┌─ Provided information
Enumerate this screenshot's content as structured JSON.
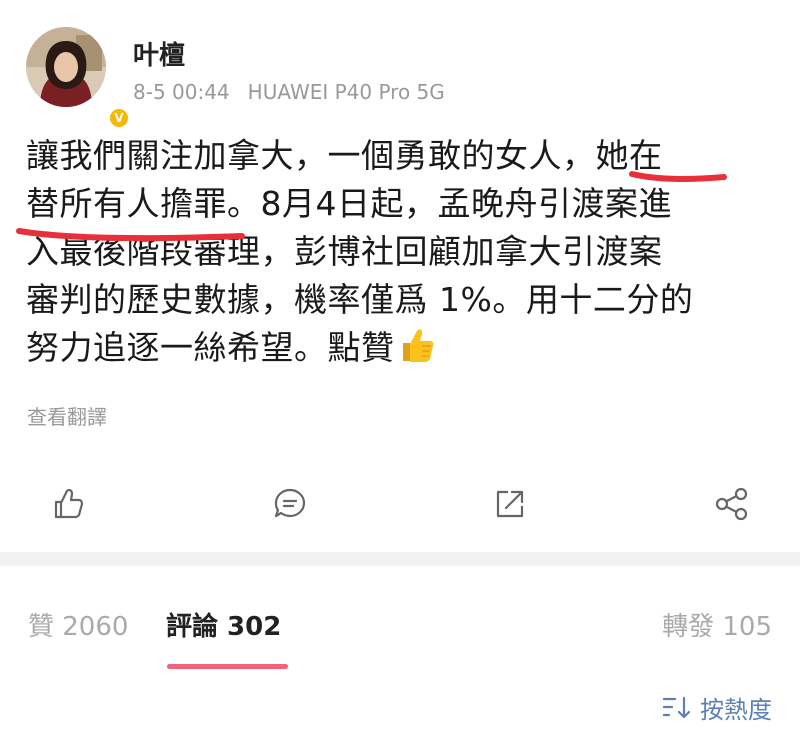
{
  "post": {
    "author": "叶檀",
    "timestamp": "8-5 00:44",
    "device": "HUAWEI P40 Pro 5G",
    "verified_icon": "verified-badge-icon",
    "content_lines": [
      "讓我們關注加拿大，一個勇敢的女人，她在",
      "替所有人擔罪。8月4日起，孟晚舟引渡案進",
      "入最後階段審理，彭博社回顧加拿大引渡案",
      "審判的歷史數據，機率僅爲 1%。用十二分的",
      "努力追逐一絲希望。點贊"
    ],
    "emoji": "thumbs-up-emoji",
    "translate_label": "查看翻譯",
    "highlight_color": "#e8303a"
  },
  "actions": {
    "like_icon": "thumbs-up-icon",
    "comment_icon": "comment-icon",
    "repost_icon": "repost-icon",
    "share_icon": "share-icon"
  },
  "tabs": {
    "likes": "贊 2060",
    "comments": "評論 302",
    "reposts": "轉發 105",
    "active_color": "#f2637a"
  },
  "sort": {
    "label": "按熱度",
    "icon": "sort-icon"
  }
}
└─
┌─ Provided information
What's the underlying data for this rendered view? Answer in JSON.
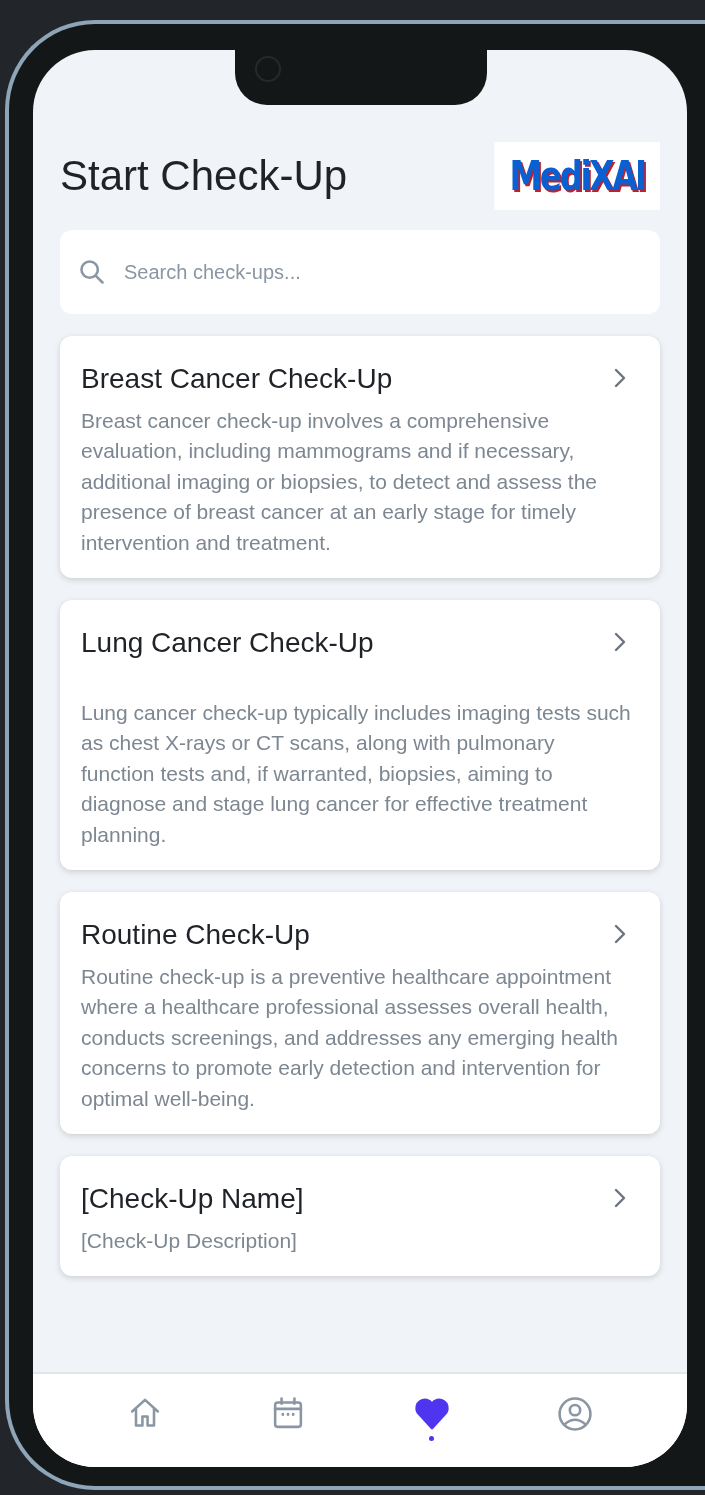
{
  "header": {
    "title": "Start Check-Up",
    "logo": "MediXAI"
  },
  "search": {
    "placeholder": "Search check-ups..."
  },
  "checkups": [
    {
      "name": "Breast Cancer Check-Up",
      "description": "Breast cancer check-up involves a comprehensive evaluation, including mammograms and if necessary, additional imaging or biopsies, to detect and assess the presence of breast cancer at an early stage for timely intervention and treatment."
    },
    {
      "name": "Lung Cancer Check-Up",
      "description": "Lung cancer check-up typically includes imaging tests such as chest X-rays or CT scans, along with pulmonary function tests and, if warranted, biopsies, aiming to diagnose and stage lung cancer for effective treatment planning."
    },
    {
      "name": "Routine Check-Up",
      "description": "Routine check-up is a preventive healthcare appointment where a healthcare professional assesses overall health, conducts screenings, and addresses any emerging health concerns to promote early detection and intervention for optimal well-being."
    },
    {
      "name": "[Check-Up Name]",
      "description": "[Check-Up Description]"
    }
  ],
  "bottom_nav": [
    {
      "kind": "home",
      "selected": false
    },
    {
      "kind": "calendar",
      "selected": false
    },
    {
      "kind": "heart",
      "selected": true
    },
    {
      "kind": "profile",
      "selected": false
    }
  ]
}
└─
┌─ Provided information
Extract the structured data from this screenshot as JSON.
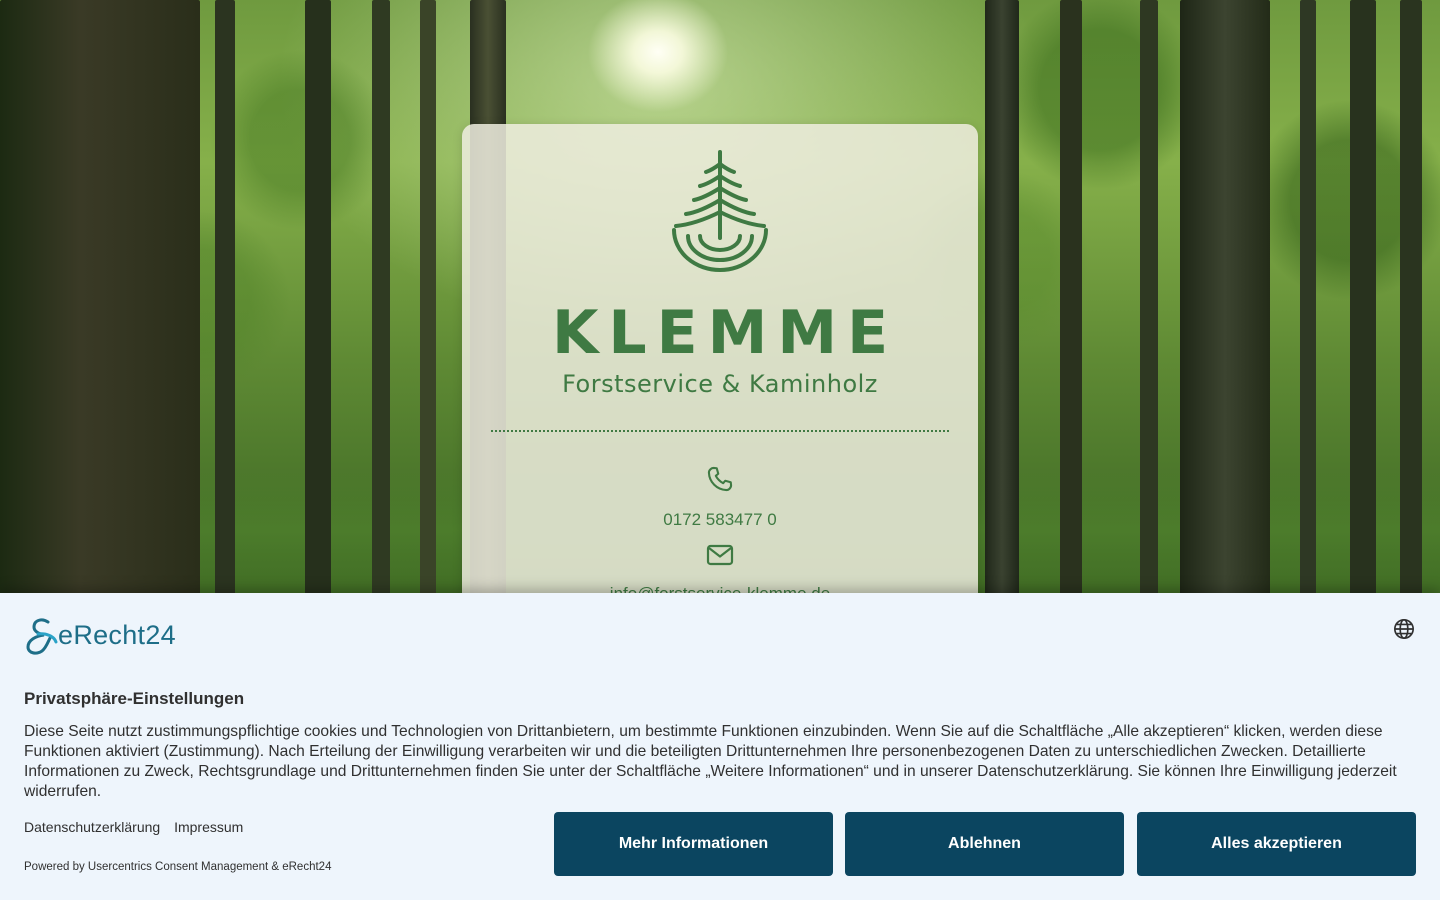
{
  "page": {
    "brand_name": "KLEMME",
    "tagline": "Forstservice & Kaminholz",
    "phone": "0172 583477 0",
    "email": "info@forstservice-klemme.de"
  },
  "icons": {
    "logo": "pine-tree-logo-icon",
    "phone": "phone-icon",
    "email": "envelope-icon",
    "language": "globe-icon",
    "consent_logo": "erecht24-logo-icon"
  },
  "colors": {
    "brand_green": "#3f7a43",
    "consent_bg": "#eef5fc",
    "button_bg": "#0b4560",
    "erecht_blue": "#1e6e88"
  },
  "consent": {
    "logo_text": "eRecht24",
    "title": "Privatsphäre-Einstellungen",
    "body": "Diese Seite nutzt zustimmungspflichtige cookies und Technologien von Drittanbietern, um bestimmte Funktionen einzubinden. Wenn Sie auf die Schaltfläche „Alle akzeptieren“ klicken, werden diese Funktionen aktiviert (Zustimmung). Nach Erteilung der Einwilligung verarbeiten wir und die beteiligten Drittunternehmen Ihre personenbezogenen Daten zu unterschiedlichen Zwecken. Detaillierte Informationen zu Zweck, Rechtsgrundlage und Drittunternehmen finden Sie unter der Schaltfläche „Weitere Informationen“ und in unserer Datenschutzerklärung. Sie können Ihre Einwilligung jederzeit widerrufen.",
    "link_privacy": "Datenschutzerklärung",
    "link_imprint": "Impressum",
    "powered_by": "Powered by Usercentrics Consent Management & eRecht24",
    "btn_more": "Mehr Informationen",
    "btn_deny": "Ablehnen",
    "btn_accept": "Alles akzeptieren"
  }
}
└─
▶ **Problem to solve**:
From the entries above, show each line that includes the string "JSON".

▶ **Written solution**:
Enumerate this screenshot's content as structured JSON.
What's the underlying data for this rendered view? Answer in JSON.
Extract the structured data from this screenshot as JSON.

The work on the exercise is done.